### What is expected
Could you copy out every line of the data where the word "unit" occurs?

[Opening Recorded information section]

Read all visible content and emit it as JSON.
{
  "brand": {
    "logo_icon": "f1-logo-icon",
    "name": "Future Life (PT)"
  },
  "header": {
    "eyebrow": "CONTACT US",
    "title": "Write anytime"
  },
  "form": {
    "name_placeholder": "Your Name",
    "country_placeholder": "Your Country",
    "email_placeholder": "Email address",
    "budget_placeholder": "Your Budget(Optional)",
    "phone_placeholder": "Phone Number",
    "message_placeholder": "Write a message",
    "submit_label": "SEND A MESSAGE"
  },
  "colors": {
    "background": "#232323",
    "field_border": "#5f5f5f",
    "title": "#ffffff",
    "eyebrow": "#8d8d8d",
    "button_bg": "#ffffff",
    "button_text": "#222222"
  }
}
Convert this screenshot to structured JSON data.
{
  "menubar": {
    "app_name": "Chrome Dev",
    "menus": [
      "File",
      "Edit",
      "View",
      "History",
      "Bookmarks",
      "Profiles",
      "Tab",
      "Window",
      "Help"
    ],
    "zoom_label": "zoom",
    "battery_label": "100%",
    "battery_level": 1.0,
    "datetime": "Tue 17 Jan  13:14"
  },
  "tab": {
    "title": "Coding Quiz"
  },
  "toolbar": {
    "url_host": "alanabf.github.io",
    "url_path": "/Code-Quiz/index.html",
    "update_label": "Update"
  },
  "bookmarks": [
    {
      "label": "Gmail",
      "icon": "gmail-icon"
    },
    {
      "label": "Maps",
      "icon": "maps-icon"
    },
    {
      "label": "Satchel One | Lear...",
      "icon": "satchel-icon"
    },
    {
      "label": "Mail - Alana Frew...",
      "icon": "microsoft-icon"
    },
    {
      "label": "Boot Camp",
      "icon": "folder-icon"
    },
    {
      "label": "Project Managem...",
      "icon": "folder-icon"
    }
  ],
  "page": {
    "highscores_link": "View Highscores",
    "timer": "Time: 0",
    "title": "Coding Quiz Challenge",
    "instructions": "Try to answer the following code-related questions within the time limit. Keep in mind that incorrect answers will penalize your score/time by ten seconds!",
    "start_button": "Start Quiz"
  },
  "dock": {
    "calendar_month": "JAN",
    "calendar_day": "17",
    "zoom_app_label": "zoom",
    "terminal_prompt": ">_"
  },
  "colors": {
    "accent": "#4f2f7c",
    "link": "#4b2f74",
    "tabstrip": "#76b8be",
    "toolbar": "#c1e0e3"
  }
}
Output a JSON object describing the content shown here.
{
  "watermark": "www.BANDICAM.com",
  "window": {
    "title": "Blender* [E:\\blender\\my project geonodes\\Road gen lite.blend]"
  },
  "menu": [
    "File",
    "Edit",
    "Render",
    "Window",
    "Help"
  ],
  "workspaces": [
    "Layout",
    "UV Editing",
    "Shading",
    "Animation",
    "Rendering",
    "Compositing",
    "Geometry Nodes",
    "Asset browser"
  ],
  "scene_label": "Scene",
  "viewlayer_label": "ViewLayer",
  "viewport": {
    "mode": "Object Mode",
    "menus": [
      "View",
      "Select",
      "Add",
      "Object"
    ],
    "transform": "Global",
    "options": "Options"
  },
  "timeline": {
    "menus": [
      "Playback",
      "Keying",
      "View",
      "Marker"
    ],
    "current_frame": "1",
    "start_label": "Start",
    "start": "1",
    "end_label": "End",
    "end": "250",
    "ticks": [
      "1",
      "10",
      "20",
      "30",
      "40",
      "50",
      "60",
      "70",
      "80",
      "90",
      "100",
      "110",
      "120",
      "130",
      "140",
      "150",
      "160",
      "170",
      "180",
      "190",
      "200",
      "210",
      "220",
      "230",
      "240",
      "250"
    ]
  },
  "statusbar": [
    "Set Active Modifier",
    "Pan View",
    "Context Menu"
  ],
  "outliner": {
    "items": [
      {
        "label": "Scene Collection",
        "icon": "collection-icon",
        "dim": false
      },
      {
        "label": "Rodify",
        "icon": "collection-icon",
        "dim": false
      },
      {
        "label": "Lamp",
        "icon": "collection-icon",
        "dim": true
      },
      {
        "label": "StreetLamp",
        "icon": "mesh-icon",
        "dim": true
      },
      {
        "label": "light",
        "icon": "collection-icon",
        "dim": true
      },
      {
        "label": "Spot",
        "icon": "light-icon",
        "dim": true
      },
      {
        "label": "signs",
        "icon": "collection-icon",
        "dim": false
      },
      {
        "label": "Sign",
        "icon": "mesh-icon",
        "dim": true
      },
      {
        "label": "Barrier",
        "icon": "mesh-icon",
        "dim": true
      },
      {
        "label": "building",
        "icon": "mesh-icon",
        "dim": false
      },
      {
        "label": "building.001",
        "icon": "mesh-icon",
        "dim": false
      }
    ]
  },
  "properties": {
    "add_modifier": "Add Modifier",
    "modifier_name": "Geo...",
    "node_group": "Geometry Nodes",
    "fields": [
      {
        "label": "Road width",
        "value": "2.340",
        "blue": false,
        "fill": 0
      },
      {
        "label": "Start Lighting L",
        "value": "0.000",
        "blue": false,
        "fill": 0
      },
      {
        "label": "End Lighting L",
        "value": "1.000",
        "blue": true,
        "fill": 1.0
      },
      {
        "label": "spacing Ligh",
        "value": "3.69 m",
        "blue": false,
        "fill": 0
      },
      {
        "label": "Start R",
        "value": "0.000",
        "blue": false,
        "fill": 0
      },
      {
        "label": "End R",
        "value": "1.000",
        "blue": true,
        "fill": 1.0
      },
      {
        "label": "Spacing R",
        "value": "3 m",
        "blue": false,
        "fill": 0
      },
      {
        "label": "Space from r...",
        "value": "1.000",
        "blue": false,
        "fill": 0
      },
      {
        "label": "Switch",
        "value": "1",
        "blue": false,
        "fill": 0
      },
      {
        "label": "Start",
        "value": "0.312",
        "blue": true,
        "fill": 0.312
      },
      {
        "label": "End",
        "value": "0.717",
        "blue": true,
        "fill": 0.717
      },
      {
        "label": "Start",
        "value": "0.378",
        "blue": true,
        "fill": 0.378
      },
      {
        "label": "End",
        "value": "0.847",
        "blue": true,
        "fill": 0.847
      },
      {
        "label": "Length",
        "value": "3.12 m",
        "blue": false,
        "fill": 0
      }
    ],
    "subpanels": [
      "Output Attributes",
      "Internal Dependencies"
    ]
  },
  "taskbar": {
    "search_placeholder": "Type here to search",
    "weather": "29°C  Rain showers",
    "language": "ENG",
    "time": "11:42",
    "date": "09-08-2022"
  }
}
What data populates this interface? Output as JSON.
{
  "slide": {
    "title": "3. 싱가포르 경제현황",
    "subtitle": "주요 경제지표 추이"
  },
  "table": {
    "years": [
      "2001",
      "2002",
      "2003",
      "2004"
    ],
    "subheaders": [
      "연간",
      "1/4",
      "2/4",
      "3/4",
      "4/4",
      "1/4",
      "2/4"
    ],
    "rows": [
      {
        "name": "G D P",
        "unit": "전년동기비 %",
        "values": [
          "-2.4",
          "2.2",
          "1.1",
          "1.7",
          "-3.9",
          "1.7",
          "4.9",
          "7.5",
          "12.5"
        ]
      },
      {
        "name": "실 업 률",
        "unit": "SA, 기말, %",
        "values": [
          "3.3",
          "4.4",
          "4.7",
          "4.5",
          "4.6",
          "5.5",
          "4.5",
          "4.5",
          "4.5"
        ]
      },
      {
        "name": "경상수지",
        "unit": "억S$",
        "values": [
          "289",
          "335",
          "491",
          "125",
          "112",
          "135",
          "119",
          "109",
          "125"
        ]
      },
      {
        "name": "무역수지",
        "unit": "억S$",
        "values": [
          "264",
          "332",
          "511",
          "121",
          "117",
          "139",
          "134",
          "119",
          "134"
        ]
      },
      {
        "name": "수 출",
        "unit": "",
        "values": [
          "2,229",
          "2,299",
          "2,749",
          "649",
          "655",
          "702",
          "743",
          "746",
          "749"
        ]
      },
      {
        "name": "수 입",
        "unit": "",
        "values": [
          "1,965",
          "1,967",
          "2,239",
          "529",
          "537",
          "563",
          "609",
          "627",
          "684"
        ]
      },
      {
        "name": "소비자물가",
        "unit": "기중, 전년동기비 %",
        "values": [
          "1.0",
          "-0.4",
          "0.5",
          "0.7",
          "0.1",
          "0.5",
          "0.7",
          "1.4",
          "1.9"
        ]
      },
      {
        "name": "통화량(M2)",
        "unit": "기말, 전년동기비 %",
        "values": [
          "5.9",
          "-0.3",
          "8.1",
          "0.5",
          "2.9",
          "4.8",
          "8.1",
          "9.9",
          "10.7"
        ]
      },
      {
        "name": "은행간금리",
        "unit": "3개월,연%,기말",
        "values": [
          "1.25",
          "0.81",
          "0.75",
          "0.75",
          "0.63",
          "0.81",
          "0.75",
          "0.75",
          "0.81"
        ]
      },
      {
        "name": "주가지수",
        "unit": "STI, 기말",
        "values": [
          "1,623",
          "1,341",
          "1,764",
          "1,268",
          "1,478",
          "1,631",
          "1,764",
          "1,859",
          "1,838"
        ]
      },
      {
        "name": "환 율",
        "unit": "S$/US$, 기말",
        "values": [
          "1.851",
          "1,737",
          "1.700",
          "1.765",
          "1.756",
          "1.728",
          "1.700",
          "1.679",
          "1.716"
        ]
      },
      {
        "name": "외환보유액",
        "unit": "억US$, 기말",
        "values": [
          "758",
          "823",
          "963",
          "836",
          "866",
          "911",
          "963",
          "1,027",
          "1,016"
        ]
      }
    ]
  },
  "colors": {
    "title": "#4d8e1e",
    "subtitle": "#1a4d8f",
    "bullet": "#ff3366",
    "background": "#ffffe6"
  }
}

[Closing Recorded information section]

### Problem solution
        "unit": "전년동기비 %",
        "unit": "SA, 기말, %",
        "unit": "억S$",
        "unit": "억S$",
        "unit": "",
        "unit": "",
        "unit": "기중, 전년동기비 %",
        "unit": "기말, 전년동기비 %",
        "unit": "3개월,연%,기말",
        "unit": "STI, 기말",
        "unit": "S$/US$, 기말",
        "unit": "억US$, 기말",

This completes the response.